  2. Open Control Panel by clicking Start, then Run, typing Control.exe and clicking OK.
  3. Double-click Network Connections, select the appropriate network interface, and click Properties.
  4. Double-click Internet Protocol (TCP/IP), which will open the Internet Protocol (TCP/IP) Properties window.
  5. Verify that Obtain an IP address automatically and Obtain DNS server address automatically are selected.
  6. Click the DNS tab and verify the entry for DNS suffix for this connection is correct.

 

To verify if the client is configured for DHCP via command line

  1. Access the client system either physically or via Terminal Services.
  2. Start a command line by clicking Start, then Run, typing cmd and clicking OK.
  3. At the prompt, type the command:
    netsh interface ip show config	

 

Procedure 2: Verify DHCP server is up and responding to requests

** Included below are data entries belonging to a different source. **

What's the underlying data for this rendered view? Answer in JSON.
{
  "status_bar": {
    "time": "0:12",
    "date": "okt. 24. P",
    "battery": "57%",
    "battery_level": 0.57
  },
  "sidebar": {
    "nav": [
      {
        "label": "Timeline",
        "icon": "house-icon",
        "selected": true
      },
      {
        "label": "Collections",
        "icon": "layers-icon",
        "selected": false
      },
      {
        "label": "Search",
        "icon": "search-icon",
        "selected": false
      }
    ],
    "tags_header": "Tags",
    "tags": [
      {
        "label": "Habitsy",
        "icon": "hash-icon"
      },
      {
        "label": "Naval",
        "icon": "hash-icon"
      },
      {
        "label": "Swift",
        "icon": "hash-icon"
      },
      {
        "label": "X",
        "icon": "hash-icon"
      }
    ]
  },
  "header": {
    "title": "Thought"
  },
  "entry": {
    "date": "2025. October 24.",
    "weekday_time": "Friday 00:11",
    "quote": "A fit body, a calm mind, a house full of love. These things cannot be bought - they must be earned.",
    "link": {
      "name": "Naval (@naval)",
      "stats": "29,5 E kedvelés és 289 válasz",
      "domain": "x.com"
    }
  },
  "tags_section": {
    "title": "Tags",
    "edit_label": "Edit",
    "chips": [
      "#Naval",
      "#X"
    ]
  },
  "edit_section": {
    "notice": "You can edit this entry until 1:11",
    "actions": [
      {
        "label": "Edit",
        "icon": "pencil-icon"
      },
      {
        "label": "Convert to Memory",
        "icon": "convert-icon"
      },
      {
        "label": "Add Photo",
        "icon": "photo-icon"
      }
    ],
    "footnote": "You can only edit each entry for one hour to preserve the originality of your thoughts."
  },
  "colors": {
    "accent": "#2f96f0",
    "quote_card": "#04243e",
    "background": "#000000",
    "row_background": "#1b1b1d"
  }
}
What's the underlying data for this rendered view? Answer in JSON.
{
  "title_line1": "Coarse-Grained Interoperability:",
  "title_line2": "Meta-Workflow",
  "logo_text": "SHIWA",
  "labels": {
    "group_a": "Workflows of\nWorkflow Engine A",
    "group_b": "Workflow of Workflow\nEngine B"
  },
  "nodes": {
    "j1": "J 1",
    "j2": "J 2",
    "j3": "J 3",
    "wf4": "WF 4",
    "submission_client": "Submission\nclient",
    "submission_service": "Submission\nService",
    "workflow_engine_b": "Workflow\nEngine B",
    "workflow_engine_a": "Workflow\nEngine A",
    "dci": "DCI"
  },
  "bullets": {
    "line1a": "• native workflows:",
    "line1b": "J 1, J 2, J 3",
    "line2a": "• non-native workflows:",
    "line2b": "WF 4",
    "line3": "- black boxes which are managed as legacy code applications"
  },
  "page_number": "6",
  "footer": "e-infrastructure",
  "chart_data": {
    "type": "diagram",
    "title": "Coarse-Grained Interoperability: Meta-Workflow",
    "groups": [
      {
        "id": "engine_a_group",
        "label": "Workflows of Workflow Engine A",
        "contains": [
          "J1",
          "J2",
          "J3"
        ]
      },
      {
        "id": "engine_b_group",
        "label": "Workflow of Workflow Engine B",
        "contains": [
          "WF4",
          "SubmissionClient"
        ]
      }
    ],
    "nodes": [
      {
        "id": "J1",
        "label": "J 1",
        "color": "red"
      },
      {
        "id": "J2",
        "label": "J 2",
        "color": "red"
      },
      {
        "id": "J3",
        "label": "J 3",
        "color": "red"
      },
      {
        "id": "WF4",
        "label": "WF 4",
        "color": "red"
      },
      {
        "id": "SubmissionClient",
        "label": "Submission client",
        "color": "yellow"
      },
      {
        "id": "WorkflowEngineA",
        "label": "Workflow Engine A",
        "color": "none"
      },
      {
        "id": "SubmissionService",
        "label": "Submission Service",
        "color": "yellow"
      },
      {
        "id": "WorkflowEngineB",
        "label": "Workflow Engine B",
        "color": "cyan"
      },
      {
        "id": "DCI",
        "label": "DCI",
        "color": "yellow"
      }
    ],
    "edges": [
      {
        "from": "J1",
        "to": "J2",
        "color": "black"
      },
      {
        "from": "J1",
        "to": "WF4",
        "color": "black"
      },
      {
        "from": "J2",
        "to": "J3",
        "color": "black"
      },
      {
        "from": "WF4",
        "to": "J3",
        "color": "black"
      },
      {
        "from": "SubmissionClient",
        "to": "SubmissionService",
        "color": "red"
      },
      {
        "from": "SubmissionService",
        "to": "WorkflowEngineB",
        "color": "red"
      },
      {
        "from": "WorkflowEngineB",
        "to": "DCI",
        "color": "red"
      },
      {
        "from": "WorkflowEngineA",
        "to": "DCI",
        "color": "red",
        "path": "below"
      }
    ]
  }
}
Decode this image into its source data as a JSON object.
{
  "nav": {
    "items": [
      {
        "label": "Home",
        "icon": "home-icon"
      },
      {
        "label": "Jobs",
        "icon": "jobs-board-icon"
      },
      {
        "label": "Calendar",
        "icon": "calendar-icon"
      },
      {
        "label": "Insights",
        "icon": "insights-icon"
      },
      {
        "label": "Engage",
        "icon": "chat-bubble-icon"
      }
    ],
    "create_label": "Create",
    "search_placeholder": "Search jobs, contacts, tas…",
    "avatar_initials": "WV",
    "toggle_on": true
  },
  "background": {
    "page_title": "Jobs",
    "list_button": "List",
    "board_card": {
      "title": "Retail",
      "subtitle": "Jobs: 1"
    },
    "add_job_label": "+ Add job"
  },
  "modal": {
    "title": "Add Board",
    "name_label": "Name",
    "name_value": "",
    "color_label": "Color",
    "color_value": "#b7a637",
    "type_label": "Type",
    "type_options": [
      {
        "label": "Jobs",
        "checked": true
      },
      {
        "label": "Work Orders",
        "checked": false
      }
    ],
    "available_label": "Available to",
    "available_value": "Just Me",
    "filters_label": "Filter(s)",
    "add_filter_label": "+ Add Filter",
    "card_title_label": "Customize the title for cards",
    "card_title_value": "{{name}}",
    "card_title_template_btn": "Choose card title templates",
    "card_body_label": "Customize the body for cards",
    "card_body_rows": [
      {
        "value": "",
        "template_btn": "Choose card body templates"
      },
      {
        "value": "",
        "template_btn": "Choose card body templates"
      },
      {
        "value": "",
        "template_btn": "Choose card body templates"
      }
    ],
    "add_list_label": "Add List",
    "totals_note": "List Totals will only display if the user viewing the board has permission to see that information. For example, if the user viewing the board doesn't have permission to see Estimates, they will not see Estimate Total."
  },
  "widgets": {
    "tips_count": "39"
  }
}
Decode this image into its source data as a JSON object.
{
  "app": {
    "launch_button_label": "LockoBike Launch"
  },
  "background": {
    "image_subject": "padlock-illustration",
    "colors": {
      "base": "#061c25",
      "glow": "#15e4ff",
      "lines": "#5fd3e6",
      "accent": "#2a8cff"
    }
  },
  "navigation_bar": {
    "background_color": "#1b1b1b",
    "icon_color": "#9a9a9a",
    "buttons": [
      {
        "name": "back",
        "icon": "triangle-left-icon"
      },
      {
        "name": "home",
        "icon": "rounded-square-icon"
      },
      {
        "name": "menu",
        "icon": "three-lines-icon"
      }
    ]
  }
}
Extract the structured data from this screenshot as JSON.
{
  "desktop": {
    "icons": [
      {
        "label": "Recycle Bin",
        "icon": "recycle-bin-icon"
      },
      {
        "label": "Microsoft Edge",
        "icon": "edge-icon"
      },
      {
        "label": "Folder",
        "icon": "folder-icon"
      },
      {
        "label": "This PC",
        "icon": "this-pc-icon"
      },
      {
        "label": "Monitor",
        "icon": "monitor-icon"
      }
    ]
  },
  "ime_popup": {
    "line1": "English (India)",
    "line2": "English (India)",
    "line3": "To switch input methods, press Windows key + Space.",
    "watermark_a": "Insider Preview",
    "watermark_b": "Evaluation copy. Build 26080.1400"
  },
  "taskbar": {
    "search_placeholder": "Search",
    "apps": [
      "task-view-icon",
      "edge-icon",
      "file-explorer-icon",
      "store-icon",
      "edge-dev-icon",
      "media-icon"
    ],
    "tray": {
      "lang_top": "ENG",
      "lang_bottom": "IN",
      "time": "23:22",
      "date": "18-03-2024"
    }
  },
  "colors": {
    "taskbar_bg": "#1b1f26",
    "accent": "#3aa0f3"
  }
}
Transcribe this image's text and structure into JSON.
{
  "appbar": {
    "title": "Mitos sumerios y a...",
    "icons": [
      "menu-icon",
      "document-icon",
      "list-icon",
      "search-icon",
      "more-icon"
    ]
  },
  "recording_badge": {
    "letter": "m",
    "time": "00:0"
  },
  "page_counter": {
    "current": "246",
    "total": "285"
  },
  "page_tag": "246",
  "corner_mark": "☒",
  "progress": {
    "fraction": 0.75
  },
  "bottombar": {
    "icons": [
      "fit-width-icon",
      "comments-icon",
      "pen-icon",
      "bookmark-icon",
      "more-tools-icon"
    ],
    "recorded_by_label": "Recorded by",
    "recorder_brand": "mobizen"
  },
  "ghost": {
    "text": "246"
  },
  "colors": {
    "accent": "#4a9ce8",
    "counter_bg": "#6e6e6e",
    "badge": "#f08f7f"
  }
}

  1. Access the DHCP client system.
  2. Start a command line by clicking Start, then Run, typing cmd and clicking OK.
  3. At the prompt, type the commands:
    ipconfig/renew all
    netsh diag show dhcp/v
  4. Verify that the correct DHCP server responded with appropriate response times. Slow connections may cause timeouts and DHCP configuration may not be processed.

 

Procedure 3: Verify accuracy of dispensed configuration

To verify the accuracy of dispensed configuration via GUI

  1. Access the client system either physically or via Terminal Services.
  2. On the Start menu, click Run. Type Control.exe, and then click OK.
  3. Double-click Network Connections, select the appropriate network interface, and click Properties.
  4. Double-click Internet Protocol (TCP/IP), which will open the Internet Protocol (TCP/IP) Properties window.
  5. Verify the information shown in this Properties window, and click Advanced.
  6. Verify the information shown in this Advanced TCP/IP Settings window: IP Settings, WINS, and Options tabs.
  7. Click the DNS tab and verify the nameserver addresses, and that the entry for DNS suffix for this connection is correct.

 


To verify the accuracy of dispensed configuration using command line

  1. Access the client system either physically or via Terminal Services.
  2. Start a command line by clicking Start, then Run, typing cmd and clicking OK.
  3. At the prompt, type the commands:
    ipconfig /all
    netsh interface ip show config
  4. These commands output the configuration of the all network devices, including DHCP-configured interfaces. Verify that the configuration is correct, including:
    ● IP address issued
    ● WINS server
    ● DNS server
    ● Default gateway
    ● Suffixes
    ● Options

 

Dependencies

None

Technology Required

Base DHCP Windows Server 2003